Input: X = 12, Y = 2592, P = 2, Q = 3
(12 * 2) -> (24 * 3) -> (72 * 2) -> (144 * 3) -> (432 * 3) -> (1296 * 2) ->2592
Input: X = 7, Y = 9, P = 2, Q = 7
There is no way we can reach 9 from 7 by
multiplying 7 with either 2 or 7
Approach: If Y is not divisible by X then no integral multiplication of any integer with X any number of times can lead to Y and the result is -1.
Else, let d = Y / X. Now, Pa * Qb = d must hold in order to have a valid solution and the result in that case will be (a + b) else -1 if d cannot be expressed in the powers of P and Q.
In order to check the condition, keep dividing d with P and Q until divisible. Now, if d = 1 in the end then the solution is possible else not.
Below is the implementation of the above approach:
- Minimum number operations required to convert n to m | Set-2
- Minimum operations required to change the array such that |arr[i] - M| <= 1
- Minimum number of operations required to reduce N to 1
- Minimum operations required to remove an array
- Minimum operations of the given type required to make a complete graph
- Minimum operations required to make all the elements distinct in an array
- Minimum operations required to make all the array elements equal
- Minimum number of given operations required to reduce the array to 0 element
- Minimum operations required to modify the array such that parity of adjacent elements is different
- Minimum increment or decrement operations required to make the array sorted
- Minimum number of given operation required to convert n to m
- Minimum prime number operations to convert A to B
- Find the minimum number of operations required to make all array elements equal
- Minimum number of operations to convert a given sequence into a Geometric Progression
- Convert a number m to n using minimum number of given operations
If you like GeeksforGeeks and would like to contribute, you can also write an article using contribute.geeksforgeeks.org or mail your article to email@example.com. See your article appearing on the GeeksforGeeks main page and help other Geeks.

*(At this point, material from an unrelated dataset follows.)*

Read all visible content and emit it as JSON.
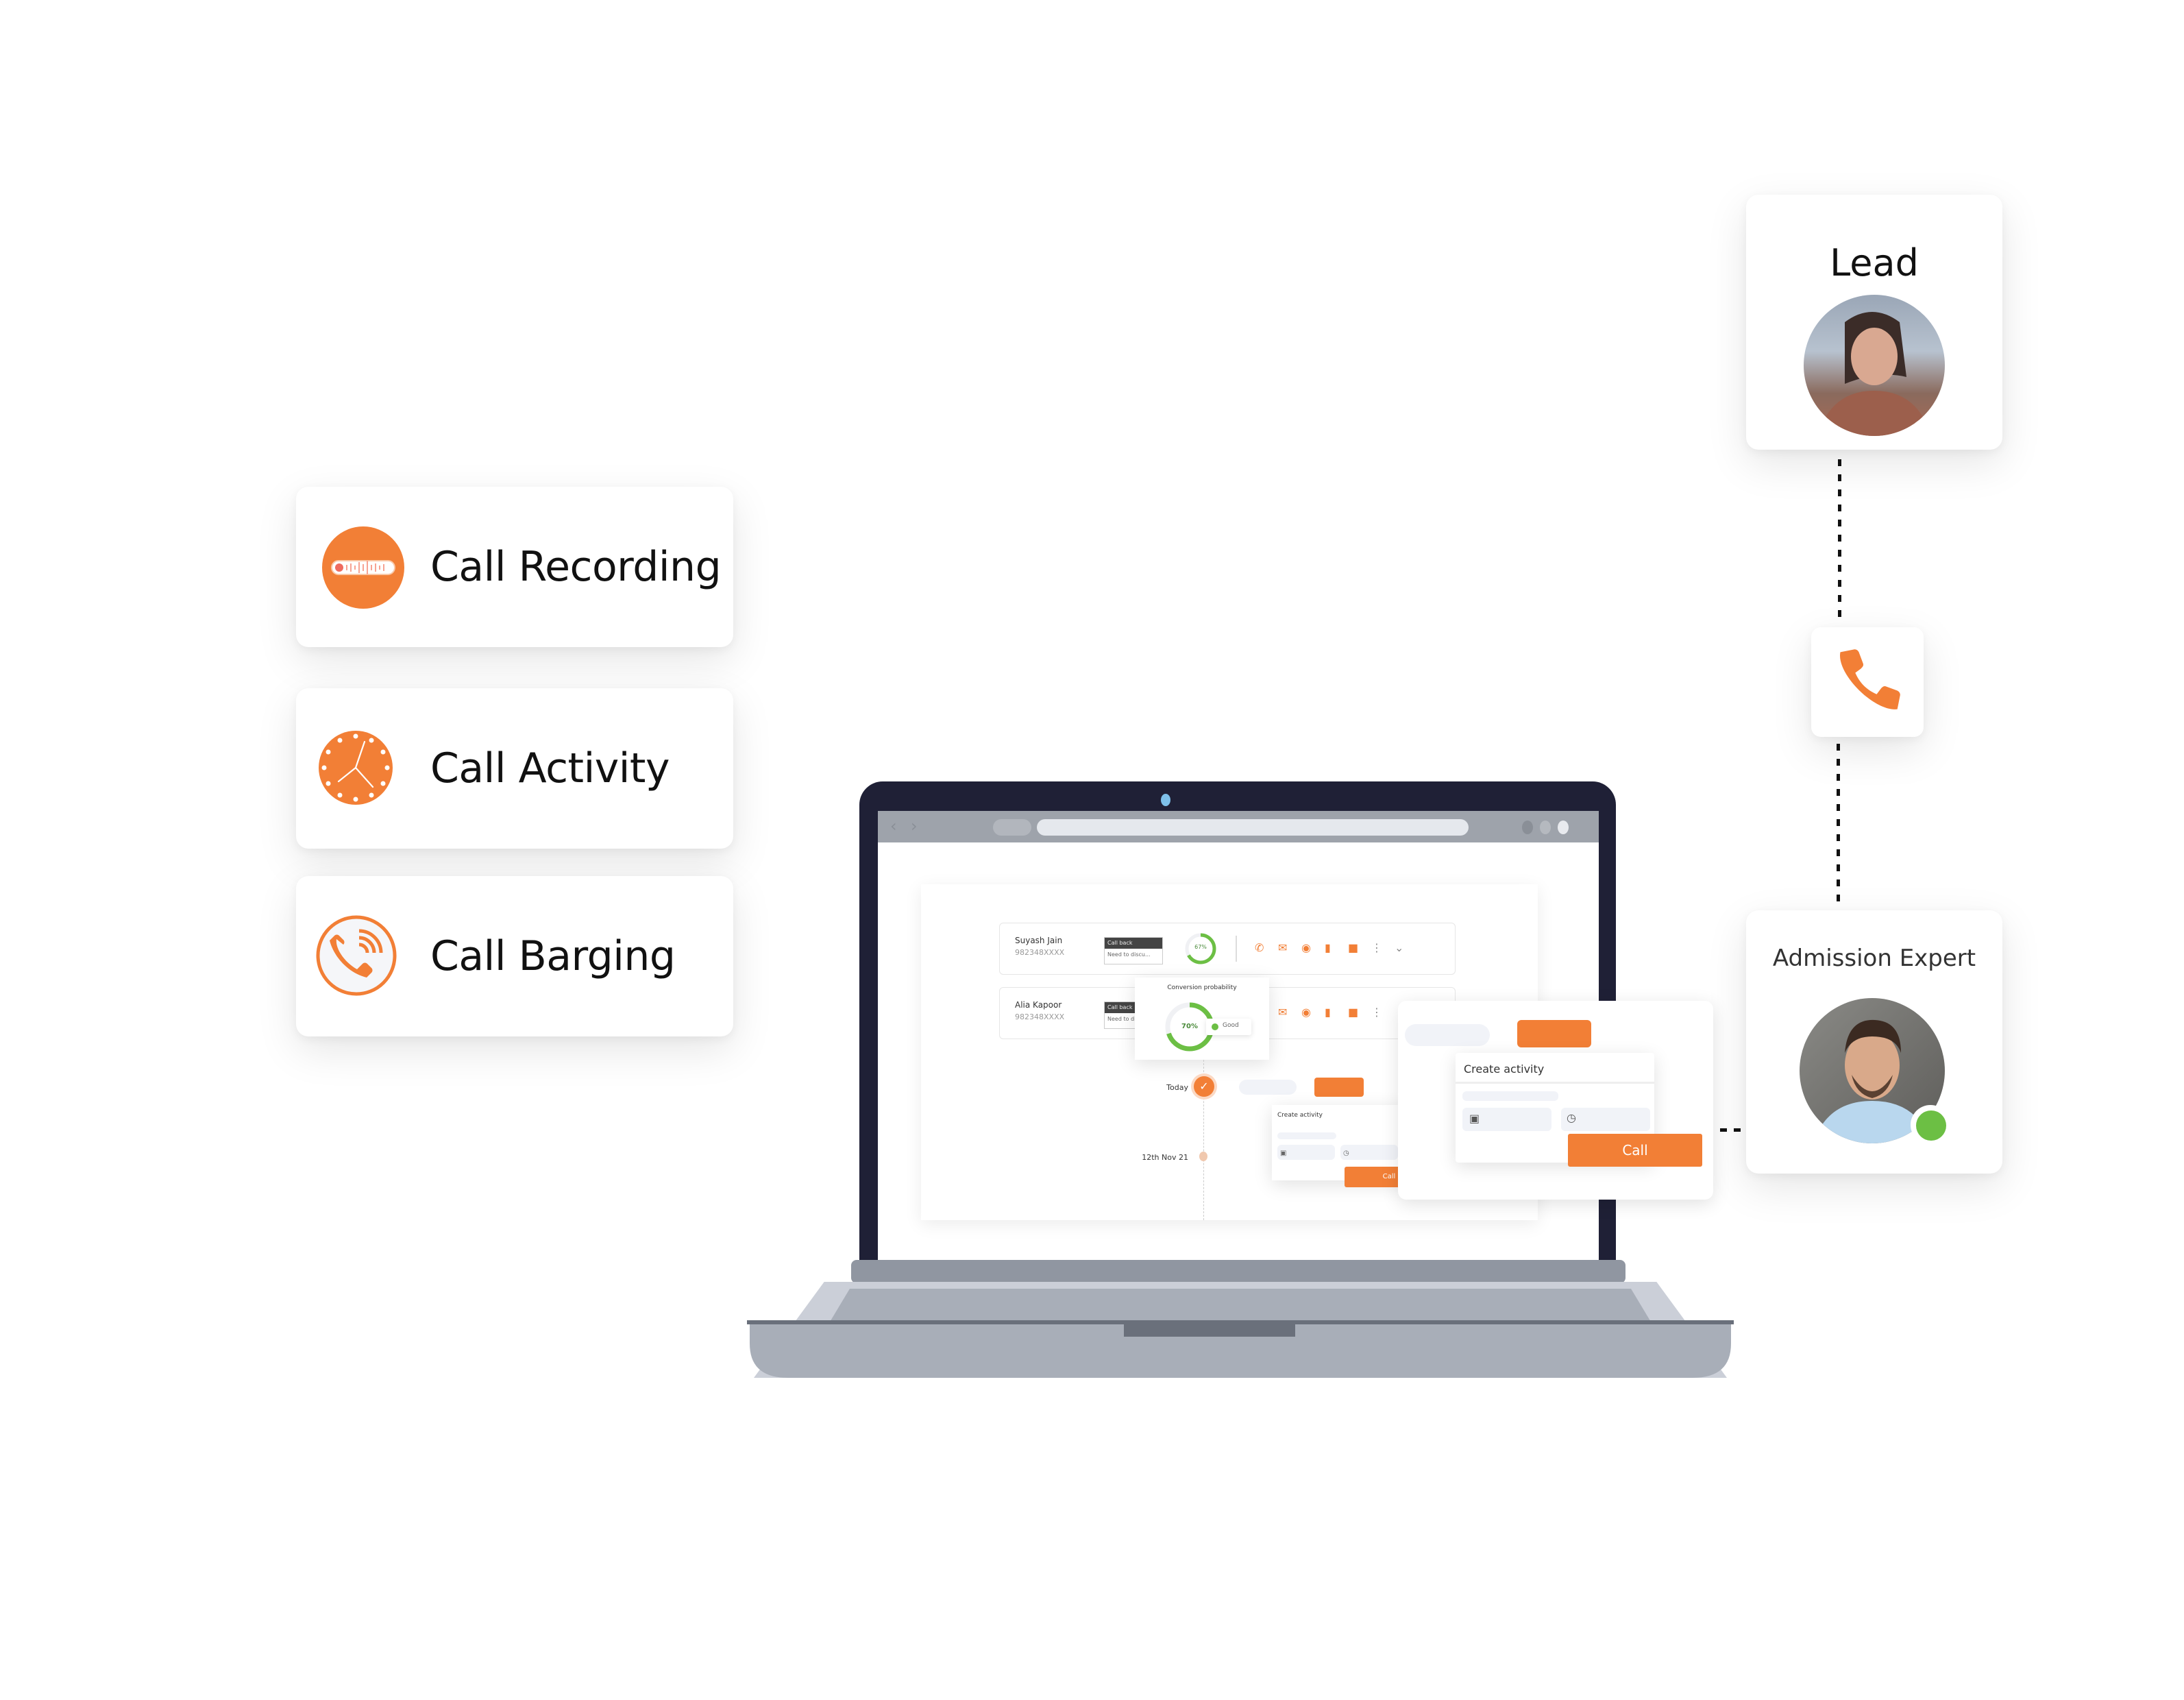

Please Improve this article if you find anything incorrect by clicking on the "Improve Article" button below.